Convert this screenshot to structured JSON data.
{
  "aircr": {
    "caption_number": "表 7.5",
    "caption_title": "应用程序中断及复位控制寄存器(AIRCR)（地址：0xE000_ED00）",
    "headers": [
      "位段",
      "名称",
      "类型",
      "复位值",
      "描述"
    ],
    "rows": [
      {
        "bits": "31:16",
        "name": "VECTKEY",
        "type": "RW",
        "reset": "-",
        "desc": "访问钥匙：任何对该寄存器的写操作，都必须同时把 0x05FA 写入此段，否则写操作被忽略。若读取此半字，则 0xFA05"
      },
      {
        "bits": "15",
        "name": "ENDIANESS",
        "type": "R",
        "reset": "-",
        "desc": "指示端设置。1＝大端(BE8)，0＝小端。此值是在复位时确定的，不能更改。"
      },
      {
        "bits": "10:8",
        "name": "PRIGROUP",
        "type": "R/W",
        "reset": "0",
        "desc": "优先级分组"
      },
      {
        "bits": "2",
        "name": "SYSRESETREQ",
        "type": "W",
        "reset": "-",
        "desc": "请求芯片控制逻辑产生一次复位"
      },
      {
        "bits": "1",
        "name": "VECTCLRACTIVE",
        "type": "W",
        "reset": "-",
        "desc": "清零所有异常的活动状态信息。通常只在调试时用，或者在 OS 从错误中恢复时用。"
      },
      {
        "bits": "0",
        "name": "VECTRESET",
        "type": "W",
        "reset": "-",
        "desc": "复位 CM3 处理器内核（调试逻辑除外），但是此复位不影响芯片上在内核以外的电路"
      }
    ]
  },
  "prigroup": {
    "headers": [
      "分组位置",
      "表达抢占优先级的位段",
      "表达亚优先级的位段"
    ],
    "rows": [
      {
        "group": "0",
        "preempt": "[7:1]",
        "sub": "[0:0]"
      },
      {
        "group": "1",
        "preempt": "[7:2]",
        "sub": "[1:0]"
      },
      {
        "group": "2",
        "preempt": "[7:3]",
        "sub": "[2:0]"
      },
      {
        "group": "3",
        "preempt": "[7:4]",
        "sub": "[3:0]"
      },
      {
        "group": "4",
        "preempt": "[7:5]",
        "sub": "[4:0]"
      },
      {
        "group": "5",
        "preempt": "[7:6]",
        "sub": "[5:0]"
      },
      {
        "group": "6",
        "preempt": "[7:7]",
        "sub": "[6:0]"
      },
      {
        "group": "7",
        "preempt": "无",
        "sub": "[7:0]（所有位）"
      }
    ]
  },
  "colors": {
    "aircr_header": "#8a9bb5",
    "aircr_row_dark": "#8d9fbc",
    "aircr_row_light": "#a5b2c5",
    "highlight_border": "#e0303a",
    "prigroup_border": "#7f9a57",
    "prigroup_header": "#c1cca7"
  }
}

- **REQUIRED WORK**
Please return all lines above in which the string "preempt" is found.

- **TASK RESPONSE**
        "preempt": "[7:1]",
        "preempt": "[7:2]",
        "preempt": "[7:3]",
        "preempt": "[7:4]",
        "preempt": "[7:5]",
        "preempt": "[7:6]",
        "preempt": "[7:7]",
        "preempt": "无",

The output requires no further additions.